» **Exercise**
In the records below, find every line with the word "this" and copy it.

───── Source material ─────

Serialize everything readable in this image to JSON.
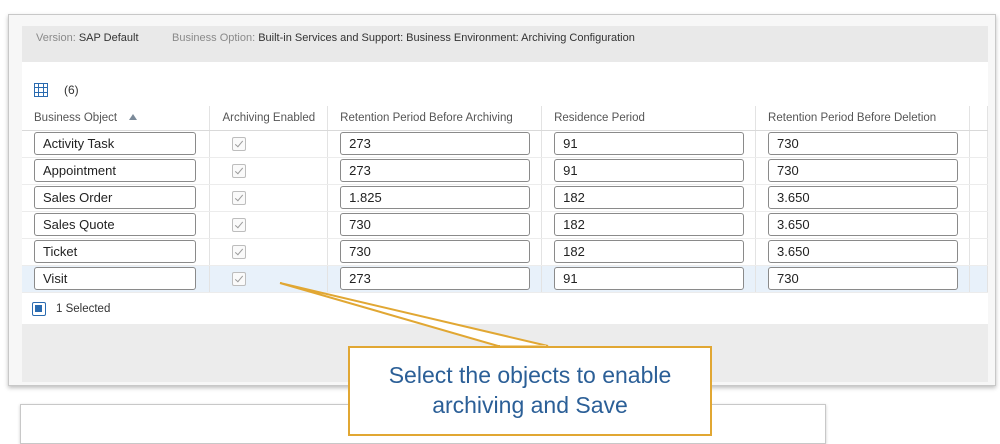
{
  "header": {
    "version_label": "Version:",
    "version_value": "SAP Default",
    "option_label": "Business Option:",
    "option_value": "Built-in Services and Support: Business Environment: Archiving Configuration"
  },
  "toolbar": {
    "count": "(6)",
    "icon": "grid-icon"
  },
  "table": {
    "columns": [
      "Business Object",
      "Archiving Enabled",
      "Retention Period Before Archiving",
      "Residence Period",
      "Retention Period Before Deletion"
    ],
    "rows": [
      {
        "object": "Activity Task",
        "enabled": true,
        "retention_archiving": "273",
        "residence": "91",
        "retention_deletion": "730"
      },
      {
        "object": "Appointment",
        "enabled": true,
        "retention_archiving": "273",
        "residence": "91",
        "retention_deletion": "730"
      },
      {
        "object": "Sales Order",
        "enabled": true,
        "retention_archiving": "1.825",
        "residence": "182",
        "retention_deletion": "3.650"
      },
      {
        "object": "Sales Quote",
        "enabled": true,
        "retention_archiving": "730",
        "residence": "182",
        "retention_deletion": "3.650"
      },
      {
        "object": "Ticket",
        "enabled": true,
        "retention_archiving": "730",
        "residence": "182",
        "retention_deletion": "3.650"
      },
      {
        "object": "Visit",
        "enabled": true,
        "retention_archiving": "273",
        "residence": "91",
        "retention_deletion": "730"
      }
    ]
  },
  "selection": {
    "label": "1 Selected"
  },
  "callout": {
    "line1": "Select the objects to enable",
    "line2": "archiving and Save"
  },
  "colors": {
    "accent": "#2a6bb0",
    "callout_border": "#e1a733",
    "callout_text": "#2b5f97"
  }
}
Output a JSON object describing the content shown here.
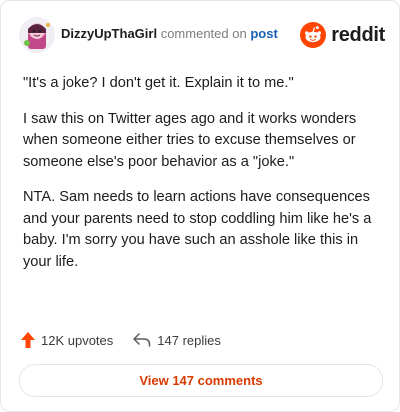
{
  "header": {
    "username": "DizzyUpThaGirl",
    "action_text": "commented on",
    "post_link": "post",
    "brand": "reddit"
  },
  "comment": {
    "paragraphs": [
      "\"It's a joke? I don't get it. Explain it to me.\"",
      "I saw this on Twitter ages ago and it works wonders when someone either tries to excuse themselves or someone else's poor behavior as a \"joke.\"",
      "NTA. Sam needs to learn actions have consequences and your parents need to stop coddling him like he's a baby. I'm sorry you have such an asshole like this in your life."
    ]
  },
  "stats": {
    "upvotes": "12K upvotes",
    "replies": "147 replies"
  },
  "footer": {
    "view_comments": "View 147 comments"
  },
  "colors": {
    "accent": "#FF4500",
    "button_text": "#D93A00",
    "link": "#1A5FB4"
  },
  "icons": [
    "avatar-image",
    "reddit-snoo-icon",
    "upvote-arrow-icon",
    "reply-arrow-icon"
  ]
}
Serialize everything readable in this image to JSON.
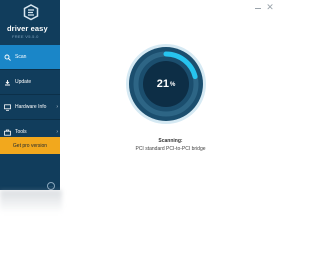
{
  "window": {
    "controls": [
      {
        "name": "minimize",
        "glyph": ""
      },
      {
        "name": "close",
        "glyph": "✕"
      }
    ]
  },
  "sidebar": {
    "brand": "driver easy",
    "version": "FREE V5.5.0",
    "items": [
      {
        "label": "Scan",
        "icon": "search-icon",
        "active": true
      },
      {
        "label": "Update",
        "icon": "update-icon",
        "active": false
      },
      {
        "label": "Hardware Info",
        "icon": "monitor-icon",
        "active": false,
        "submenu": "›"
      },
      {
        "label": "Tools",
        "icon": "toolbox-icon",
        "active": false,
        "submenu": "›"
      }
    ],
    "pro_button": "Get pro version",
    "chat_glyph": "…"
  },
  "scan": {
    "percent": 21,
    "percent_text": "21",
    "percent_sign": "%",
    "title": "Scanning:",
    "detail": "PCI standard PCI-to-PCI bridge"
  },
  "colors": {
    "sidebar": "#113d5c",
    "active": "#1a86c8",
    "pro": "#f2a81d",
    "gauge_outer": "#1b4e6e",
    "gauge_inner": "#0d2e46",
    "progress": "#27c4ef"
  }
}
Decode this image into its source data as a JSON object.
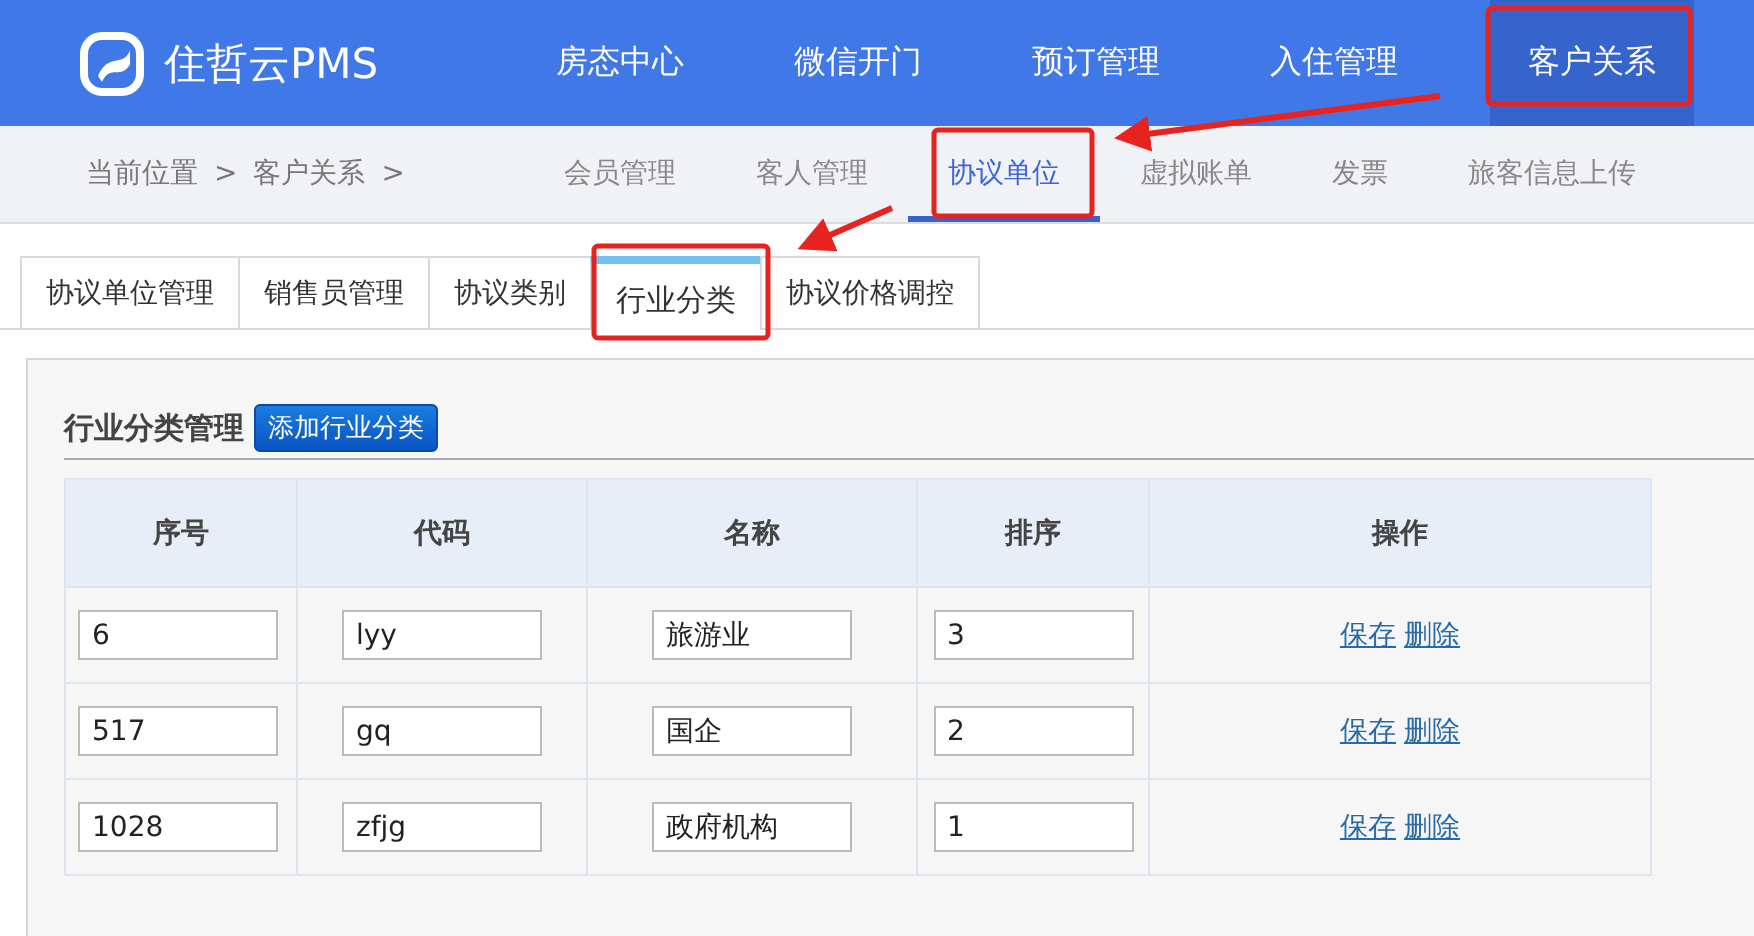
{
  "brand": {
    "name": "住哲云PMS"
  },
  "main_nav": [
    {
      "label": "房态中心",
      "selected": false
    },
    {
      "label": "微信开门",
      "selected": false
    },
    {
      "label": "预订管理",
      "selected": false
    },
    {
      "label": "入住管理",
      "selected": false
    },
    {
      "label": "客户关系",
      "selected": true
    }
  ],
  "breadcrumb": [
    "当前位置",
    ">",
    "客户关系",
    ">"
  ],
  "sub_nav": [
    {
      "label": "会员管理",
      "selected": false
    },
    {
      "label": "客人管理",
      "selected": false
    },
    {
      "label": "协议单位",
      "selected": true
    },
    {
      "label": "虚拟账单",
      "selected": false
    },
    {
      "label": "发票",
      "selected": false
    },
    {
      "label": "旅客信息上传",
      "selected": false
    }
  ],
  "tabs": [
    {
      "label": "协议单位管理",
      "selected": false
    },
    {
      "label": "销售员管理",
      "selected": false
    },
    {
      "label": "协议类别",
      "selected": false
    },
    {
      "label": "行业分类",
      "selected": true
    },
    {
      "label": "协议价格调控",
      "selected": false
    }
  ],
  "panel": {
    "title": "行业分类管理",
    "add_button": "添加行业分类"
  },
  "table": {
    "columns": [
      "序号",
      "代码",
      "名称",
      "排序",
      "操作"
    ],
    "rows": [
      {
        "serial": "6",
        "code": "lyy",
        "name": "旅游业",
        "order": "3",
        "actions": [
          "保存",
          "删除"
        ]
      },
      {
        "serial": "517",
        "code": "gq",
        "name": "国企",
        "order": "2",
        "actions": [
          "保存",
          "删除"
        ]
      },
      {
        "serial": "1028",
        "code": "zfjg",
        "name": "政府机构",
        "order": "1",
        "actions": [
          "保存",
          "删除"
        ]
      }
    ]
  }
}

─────

» **Answer section**
Serialize everything readable in this image to JSON.
      "I saw this on Twitter ages ago and it works wonders when someone either tries to excuse themselves or someone else's poor behavior as a \"joke.\"",
      "NTA. Sam needs to learn actions have consequences and your parents need to stop coddling him like he's a baby. I'm sorry you have such an asshole like this in your life."
Serialize everything readable in this image to JSON.
Decode this image into its source data as a JSON object.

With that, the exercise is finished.